It's because cardio thoracic surgery is truly awesome. But when he would walk to the operating room front desk after hours the nurses started running because it meant that a true emergency surgery was about to start.What they don't know is that nowadays in the US CT surgeons are having a tough time finding enough work because cardiologists are putting stents in people and statins are decreasing the need for bypass surgery.
It focuses on the possibilities of their combined use – so called hybrid myocardial revascularization.was recently approached by Veg Speed Date founder Karine Brighten about hosting a speed dating event at Green Space, which opened in 2015.The event will be held at the restaurant on March 22, and will include an appetizer, beverage, and conversation starters, as well as a brief discussion on plant-based living by .The use of minimally invasive surgery combined with current technologies of coronary interventions offers new opportunities, taking advantages of both procedures and eliminating some of their disadvantages.This previously rarely used technique could improve the clinical outcomes and treatment comfort in selected groups of patients.I wasn’t finding the other schools as personalized.
It was the right choice.”After graduation from Saba in 2008, Michael completed his residency in internal medicine at NY Methodist Hospital, affiliated via Weill Cornell Medical College.
The company has recently launched a North American tour, hosting 15 events in 15 cities over five days.
“It’s hard depending on where you live to meet other vegetarians and vegans, so that’s definitely something that would be a deal-breaker for some people,” says Brighten.
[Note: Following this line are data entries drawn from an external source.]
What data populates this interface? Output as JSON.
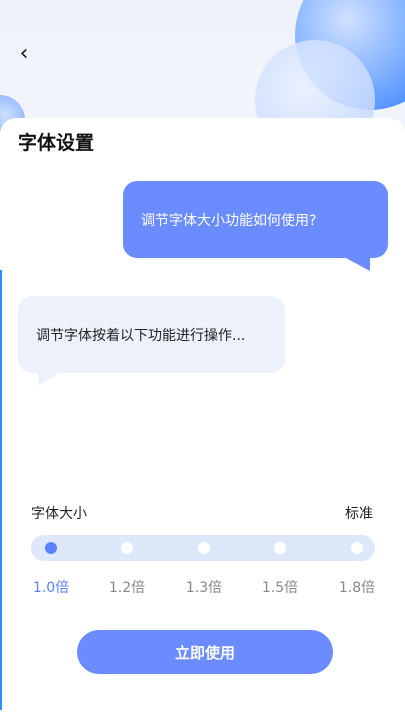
{
  "header": {
    "back_icon": "chevron-left-icon",
    "back_glyph": "‹"
  },
  "page": {
    "title": "字体设置"
  },
  "chat": {
    "question": "调节字体大小功能如何使用?",
    "answer": "调节字体按着以下功能进行操作..."
  },
  "font_size": {
    "label": "字体大小",
    "current_value": "标准",
    "options": [
      "1.0倍",
      "1.2倍",
      "1.3倍",
      "1.5倍",
      "1.8倍"
    ],
    "selected_index": 0
  },
  "actions": {
    "apply_label": "立即使用"
  },
  "colors": {
    "accent": "#6b8cff",
    "track": "#dde8fb",
    "bubble_light": "#edf1fb"
  }
}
He considers it a great honor as a native New Yorker to serve the communities on Long Island where he enjoyed a childhood immersed in sports and as an Eagle Scout.
Today, in his spare time, he enjoys surfing, sailing, snowboarding, guitar and traveling.
While doing his clinical rotations at Saba University School of Medicine, Michael Sood realized that choosing a specialty was a bit like falling in love: “There’s a period of dating [clinical rotations] and when the right specialty choice comes along, you might be lucky enough for it to feel like love at first sight.” It was during his clinicals and beyond that Michael fell in love with cardiology. Before studying medicine, Michael had traveled extensively and studied abroad, which inspired him to look at various international schools.